TRY IT: Every entry below, from first to last, should be copied exactly.

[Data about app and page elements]
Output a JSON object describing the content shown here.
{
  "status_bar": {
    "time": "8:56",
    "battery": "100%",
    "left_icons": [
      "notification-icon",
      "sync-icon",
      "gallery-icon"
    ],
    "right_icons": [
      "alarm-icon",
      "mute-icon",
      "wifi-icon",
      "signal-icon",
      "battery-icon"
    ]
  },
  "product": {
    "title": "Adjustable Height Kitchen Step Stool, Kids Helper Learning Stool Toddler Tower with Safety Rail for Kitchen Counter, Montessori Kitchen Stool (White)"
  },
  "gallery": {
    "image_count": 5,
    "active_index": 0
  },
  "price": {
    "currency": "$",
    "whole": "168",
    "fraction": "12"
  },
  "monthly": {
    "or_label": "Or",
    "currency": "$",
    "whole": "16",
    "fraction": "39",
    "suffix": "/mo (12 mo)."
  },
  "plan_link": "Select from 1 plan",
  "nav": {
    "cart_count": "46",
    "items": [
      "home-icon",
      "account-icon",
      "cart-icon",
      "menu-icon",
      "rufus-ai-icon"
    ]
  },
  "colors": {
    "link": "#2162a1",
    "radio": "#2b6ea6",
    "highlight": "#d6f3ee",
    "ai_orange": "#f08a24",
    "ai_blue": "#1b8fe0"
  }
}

ANSWER BELOW:
Output a JSON object describing the content shown here.
{
  "status_bar": {
    "time": "8:56",
    "battery": "100%",
    "left_icons": [
      "notification-icon",
      "sync-icon",
      "gallery-icon"
    ],
    "right_icons": [
      "alarm-icon",
      "mute-icon",
      "wifi-icon",
      "signal-icon",
      "battery-icon"
    ]
  },
  "product": {
    "title": "Adjustable Height Kitchen Step Stool, Kids Helper Learning Stool Toddler Tower with Safety Rail for Kitchen Counter, Montessori Kitchen Stool (White)"
  },
  "gallery": {
    "image_count": 5,
    "active_index": 0
  },
  "price": {
    "currency": "$",
    "whole": "168",
    "fraction": "12"
  },
  "monthly": {
    "or_label": "Or",
    "currency": "$",
    "whole": "16",
    "fraction": "39",
    "suffix": "/mo (12 mo)."
  },
  "plan_link": "Select from 1 plan",
  "nav": {
    "cart_count": "46",
    "items": [
      "home-icon",
      "account-icon",
      "cart-icon",
      "menu-icon",
      "rufus-ai-icon"
    ]
  },
  "colors": {
    "link": "#2162a1",
    "radio": "#2b6ea6",
    "highlight": "#d6f3ee",
    "ai_orange": "#f08a24",
    "ai_blue": "#1b8fe0"
  }
}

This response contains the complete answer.